The Economist has come out with a stinging editorial [article access requires free registration], “Fields of Beaten Gold,” attacking the green movement for what it says is its unscientific support for the anti-GMO movement, which the editors say is anti-science.
“Greens say climate change deniers are unscientific and dangerous. So are greens who oppose GM crops,” the editors wrote. They argue that Europe needs to adopt a more science-based view of this critically beneficial technology:
America takes little notice of this nonsense. But green groups in Europe, with the support of influential figures such as Prince Charles, have succeeded in shaping policy. Governments have hedged genetic research around with so many restrictions that much of the business has fled a continent that could be doing more than most to feed the world. Some developing countries—Kenya, India and others—have turned their backs on technologies that could literally save their peoples’ lives. And European governments spend taxpayers’ money financing groups encouraging them to do so. The group in the Philippines that trashed the rice trials, MASIPAG, gets money from the Swedish government. On moral, economic and environmental grounds, this must stop. In the field of climate change, environmentalists insist that the scientific consensus should frame policy. They should follow that principle with GM crops, and abandon a campaign that impoverishes people and the rest of the planet.
The Economist editorial picks up on a theme first highlighted by journalist Keith Kloor in Slate a year ago, when he was one of the first to link anti-technology enviro activists on the left with climate change deniers on the right, writing: “when it came to biotechnology, certain environmentalists and supposed food safety advocates acted similar to those who denied the scientific consensus on global warming.”
Writing over the weekend in his Discover blog, Kloor doesn’t think that the “mainstream greens” will be able to stay silent on this issue for much longer.

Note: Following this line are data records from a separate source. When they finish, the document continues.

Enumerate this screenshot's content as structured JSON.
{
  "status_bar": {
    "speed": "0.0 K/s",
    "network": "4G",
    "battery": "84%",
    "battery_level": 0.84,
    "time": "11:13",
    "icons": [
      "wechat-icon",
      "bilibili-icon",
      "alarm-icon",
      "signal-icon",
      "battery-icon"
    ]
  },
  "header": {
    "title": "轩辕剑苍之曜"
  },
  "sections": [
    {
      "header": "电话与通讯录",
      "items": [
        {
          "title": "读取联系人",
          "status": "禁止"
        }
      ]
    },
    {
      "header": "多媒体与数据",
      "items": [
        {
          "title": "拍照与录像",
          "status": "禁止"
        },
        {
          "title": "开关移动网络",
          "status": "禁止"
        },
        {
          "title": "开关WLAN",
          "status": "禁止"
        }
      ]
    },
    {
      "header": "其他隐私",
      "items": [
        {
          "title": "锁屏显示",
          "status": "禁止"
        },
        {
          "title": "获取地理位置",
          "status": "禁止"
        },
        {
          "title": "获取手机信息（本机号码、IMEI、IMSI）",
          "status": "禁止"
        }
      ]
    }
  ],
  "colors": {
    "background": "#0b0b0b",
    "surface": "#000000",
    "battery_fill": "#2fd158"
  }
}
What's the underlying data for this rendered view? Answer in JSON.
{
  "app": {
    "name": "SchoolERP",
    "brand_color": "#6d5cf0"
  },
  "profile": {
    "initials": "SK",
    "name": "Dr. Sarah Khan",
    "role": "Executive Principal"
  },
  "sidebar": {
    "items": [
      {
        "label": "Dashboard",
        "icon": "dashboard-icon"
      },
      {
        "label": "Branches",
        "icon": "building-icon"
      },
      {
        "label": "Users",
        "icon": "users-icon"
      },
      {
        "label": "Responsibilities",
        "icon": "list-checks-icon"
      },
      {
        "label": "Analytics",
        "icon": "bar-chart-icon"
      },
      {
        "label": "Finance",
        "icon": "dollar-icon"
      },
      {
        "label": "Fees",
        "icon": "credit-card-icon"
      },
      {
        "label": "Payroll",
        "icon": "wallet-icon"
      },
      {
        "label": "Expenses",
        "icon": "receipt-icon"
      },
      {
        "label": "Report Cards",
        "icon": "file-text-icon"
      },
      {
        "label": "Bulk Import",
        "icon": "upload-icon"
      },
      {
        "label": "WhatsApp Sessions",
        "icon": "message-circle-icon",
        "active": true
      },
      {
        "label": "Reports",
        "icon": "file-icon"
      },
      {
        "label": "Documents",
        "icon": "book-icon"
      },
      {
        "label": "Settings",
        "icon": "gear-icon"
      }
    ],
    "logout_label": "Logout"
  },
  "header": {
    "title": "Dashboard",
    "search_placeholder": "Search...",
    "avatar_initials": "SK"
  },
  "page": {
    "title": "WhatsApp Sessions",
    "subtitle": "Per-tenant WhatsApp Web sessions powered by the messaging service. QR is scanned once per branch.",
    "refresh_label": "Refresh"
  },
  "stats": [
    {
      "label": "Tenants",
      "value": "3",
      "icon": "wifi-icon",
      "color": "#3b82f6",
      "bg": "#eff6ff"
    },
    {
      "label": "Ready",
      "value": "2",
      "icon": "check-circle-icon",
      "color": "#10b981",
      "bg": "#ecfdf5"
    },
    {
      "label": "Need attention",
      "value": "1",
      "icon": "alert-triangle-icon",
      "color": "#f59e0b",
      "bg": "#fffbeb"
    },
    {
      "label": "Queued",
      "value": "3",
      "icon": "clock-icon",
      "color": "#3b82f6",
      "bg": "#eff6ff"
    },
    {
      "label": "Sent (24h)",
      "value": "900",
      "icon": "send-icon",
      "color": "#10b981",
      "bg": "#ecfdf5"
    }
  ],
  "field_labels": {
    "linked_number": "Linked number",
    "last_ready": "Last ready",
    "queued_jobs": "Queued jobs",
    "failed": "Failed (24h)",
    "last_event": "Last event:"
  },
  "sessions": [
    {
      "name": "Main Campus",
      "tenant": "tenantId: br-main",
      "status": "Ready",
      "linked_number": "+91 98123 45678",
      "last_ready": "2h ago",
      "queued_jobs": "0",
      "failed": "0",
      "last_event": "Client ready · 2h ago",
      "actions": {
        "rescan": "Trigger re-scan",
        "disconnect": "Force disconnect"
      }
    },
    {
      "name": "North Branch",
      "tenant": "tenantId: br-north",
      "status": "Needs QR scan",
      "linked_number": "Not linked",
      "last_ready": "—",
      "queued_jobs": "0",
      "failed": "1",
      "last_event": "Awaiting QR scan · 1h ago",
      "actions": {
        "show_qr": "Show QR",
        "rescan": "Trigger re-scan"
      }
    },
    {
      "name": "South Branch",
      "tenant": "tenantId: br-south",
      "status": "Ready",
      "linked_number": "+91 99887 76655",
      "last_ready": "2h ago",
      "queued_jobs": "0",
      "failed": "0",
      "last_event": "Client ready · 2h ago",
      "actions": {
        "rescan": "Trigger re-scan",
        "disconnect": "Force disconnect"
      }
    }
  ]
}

The blog touched off a fascinating to and fro by various commentators over whether its fair or illuminating to equate anti-GMO climate change denial activism.
Read the full, original story: Genetically modified crops: Fields of Beaten Gold